Natalia Radzina: Must more Belarusian journalists die before Europe pays attention?
It’s difficult for me to describe the 16 years that Belarus has suffered under the dictatorship of Alyaksandr Lukashenka. Half my life. People have been killed, abducted, arrested, intimidated, jailed and blackmailed by the regime throughout these years.
We don’t have independent TV channels, or radio stations. Most of the free newspapers have been closed. TV journalist Zmitser Zavadski, who had at one time been a Lukashenka’s personal cameraman, was abducted and killed. Journalist Veranika Charkasova, who investigated ties between the Belarusian regime and the regime of Saddam Hussein, was murdered. Some of my colleagues were sentenced to restriction of liberty for criticizing Lukashenka in their articles. Pavel Mazheika, Viktor Ivashkevich, and Mikalai Markevich served two years of compulsory labour for this. This is a Soviet-style form of punishment — one has to live in a prison-like guarded facility, which is situated far from home as a rule, and do low-paid work, for example tree cutting.
Until recently, the internet was the only source of true information. But now the dictatorship has decided to deprive the Belarusians of an opportunity to learn the truth about the events in the country.
Two criminal cases have been opened against the Belarusian opposition’s most popular internet-resource charter97.org (which I work for). In March our office was raided and eight computers were seized. I was beaten by a masked police man. They didn’t introduce themselves; they just burst into my apartment and hit me in the face.
I am called in for interrogation all the time. It’s annoying and hinders my work. This is the aim of the authorities. Two criminal cases have been initiated against Charter 97, in connection with articles about the corruption among high officials, who had allegedly defamed a KGB regional head, and readers’ comments on the articles on our website.
I believe the attack on charter97.org is related to the upcoming presidential elections, scheduled for early 2011. The authorities are afraid of the growing popularity of independent internet resources. The people, tired of lies of the official media, are looking for the truth.

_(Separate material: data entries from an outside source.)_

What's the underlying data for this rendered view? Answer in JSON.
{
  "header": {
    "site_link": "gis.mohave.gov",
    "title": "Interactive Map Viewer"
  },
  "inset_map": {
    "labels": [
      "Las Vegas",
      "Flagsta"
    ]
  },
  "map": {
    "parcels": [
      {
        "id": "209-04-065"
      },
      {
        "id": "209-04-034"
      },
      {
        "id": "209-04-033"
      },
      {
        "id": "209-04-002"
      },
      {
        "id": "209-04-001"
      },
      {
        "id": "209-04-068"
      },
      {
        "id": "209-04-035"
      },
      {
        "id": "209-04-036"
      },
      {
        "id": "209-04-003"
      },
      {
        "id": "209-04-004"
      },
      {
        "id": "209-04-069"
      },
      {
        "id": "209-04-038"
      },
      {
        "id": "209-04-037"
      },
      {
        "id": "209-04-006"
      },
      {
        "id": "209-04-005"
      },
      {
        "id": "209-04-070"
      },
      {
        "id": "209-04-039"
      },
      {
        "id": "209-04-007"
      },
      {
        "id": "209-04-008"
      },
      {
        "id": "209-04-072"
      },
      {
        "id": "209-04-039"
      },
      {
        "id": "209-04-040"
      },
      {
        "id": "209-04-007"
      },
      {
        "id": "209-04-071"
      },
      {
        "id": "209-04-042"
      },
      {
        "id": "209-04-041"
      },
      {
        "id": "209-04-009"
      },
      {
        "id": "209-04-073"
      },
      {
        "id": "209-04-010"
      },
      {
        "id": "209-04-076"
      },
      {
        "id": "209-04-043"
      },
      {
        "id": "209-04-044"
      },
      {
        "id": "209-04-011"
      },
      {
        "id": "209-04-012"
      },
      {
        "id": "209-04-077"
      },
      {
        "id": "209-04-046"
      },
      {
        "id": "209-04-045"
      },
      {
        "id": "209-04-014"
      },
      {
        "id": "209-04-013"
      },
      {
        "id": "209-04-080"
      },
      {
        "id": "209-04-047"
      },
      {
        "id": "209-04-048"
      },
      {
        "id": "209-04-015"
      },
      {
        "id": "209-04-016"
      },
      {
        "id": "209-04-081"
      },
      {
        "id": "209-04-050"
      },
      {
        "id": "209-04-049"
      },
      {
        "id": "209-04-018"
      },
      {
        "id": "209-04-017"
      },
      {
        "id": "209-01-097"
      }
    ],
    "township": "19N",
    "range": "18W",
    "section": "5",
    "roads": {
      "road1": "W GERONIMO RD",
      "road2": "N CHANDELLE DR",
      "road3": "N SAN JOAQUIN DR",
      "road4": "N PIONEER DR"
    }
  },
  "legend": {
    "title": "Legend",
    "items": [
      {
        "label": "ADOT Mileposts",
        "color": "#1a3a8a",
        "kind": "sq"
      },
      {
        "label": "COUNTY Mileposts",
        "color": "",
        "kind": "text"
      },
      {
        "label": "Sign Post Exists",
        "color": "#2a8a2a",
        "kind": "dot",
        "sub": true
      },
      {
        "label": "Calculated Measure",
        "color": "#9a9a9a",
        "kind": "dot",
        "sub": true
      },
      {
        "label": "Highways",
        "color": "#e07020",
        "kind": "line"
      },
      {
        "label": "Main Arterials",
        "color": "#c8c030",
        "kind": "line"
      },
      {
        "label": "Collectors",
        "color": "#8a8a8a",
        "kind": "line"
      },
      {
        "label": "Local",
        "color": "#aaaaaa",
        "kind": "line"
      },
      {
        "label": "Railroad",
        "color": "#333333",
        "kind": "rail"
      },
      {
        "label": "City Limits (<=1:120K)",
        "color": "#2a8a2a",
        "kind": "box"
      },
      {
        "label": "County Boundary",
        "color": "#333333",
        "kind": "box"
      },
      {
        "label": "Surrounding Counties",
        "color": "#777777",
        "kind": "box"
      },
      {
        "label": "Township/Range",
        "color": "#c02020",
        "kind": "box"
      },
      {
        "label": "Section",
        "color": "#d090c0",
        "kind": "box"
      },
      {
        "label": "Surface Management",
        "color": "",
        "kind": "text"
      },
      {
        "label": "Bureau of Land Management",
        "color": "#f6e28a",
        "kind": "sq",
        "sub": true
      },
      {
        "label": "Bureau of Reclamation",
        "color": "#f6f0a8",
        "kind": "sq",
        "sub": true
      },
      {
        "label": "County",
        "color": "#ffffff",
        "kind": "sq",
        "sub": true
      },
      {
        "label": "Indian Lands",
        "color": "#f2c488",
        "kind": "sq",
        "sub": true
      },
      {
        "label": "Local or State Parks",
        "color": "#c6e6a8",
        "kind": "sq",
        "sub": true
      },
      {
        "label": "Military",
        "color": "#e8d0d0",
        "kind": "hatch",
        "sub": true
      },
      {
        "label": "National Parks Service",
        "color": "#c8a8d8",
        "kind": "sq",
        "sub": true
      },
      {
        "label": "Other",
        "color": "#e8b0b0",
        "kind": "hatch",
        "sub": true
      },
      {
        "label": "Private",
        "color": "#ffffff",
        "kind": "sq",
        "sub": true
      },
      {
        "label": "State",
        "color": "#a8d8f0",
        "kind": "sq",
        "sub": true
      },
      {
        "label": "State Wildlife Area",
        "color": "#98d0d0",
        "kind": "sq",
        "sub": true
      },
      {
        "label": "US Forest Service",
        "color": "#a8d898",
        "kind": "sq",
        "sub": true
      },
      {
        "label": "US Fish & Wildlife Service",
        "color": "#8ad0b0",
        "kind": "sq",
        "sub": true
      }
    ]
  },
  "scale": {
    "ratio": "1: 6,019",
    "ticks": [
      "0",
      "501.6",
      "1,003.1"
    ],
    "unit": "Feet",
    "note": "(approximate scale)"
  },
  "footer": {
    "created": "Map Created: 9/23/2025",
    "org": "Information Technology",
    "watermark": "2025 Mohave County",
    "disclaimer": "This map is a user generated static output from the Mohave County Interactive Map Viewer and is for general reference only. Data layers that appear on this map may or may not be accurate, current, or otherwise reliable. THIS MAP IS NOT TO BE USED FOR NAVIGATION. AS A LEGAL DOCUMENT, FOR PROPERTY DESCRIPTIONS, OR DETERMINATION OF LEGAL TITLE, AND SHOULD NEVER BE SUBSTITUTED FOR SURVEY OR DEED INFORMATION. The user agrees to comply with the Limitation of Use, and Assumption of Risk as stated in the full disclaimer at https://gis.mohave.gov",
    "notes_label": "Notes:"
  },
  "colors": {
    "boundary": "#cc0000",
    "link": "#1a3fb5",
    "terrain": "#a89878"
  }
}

Our website was attacked just after an interview with Andrei Sannikov, the European Belarus civil campaign leader, had been published, where he announced his decision to run for presidency. It’s no coincidence that Andrei Sannikov’s wife journalist Iryna Khalip is also a witness in the criminal case over “libel” against A KGB officer.
Lukashenka has a great fear of the upcoming presidential elections, the greatest fear he has ever had. He knows he lost the people’s support long ago, and realises what a dangerous exercise rigging election results for 17 years is. This fear means he could do anything.
Lukashenka’s decree on the Internet comes into force on 1 July. Under the decree, all opposition internet resources can be closed and journalists arrested.
Anything may happen to me and my fellow journalists. We need the solidarity of journalists, human rights activists, politicians, and people all over the world. The silence of the European Union, which doesn’t react to the outrageous situation in Belarus, insults us and all those who stand for European values.
Belarus doesn’t have oil and gas, but 10 million people live there. London has almost the same population. Imagine the same things are happening to you and your families, while the world stands idly by and says “at least people aren’t being killed in the streets.” Maybe Europe wants us to be murdered?
Natalia Radzina is editor of charter97.org